House prices expected to fall | by Giorgio Costa

The global real estate market has recorded an excellent performance in 2022, but the risk of a price bubble is just around the corner with Toronto, Frankfurt, Munich, Amsterdam, London, Miami and Los Angeles showing the most elevated imbalances, while values in Italy appear less unbalanced. The International Monetary Fund warns that the global real estate market is at a “tipping point” determined by rising interest rate in response to price pressures, which in turn have pushed up borrowing costs and house prices. A generalised severe slump in house prices is likely to be on the horizon. Data published by Oxford Economics are indicating a highly adverse scenario, with real house prices potentially falling by 25% over the next three years in developed countries and 10% in emerging economies. Moreover, while homeowners around the world are reckoning with increasingly unaffordable mortgage payments, prospective homebuyers are facing house prices that are rising faster than incomes. The European Central Bank calculates that, in a low interest rate environment, a one percentage point increase in mortgage rates corresponds roughly to a 9% drop in house prices and a 15% reduction in real estate investments after about two years. The slowdown in the real estate market is also likely to dampen overall economic activity, adversely affecting the construction industry and its suppliers. Claudio Saputelli, Head of Real Estate at UBS, says: “Inflation and asset losses due to turmoil in the financial markets are reducing household purchasing power, which curbs demand for additional living space. Housing is thus also becoming less attractive as an investment, as borrowing costs in many cities exceed the yields of buy-to-let investments.”

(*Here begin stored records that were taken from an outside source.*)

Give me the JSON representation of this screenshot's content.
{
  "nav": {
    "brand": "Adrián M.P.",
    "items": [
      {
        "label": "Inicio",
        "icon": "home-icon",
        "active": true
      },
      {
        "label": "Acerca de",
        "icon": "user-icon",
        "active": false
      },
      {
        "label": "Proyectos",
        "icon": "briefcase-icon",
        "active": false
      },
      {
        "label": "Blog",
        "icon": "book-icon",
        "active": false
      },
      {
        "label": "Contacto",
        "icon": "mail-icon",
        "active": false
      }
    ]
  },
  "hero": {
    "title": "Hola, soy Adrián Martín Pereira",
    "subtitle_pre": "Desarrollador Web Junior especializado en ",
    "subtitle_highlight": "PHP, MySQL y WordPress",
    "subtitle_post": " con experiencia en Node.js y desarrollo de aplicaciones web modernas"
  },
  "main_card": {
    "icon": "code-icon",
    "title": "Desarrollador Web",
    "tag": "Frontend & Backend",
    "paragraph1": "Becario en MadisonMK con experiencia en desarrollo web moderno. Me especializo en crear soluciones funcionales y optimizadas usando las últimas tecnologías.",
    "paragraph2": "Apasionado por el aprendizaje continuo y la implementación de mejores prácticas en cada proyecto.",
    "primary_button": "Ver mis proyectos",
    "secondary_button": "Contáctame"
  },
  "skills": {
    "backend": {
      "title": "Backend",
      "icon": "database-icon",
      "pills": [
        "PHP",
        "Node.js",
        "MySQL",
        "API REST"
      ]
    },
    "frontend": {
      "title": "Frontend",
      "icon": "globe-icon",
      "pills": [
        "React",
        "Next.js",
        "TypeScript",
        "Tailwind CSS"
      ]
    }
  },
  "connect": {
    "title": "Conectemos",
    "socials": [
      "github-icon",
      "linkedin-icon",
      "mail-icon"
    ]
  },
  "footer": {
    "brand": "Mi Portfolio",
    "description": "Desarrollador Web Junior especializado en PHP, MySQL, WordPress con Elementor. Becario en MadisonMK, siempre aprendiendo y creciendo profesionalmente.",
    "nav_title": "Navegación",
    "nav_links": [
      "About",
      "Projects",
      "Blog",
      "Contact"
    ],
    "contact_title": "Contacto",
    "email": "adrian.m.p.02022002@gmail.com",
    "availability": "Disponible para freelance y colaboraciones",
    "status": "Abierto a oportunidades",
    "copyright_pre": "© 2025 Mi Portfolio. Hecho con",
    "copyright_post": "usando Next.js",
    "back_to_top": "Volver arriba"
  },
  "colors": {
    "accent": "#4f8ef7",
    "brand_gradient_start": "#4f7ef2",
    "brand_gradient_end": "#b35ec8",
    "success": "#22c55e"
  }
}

In the meantime, the European real estate market has recorded an almost 10% increase in turnover in 2022 compared to 2021. It has likewise been a very good year for the Italian market with a turnover of €140 billion (+9.9%). Between June 2021 and June 2022, the total investment volume in Europe reached a record figure of €387.3 billion, 35% higher than in the same period in 2020-2021. These figures emerge from the European Outlook 2023 published by Scenari Immobiliari. “The market is going through a delicate phase, amid an economic scenario that is facing a perfect storm of war, inflation, post-pandemic hurdles and political crises that will realistically continue into 2023,” explains Mario Breglia, chairman of Scenari Immobiliari. “After two particularly good years, real estate companies are now highly structured and have considerable financial capacity, and demand is still robust because it is based on product innovation rather than being speculative in nature. However, external conditions are negative and are pulling the market in a different direction.”

As a result, there is a very real risk of a price bubble. According to the UBS Global Real Estate Bubble Index 2022, an annual study conducted by UBS Global Wealth’s Chief Investment Office, imbalances in global metropolitan housing markets are highly elevated and prices are out of sync with rising interest rates. Toronto and Frankfurt top this year’s index, with both markets exhibiting pronounced bubble characteristics. Risks are also elevated in Zurich, Munich, Hong Kong, Vancouver, Amsterdam, Tel Aviv and Tokyo. In the US, all five analysed cities are in overvalued territory with the imbalance more pronounced in Miami and Los Angeles than in San Francisco, Boston and New York. Housing market imbalances remain high in Stockholm, Paris, and Sydney despite some cooling. Other housing markets with signs of overvaluation include Geneva, London, Madrid and Singapore. São Paulo is fair-valued alongside Milan and Warsaw, and despite a buoyant year Dubai’s housing market is also in fair-valued territory. According to the UBS study, all but three cities – Paris, Hong Kong and Stockholm – saw their house prices climb. On top of this, an acceleration in the growth of outstanding mortgages was evident in virtually all cities, and for the second year in a row, household debt grew significantly faster than the long-term average.

 

January 2023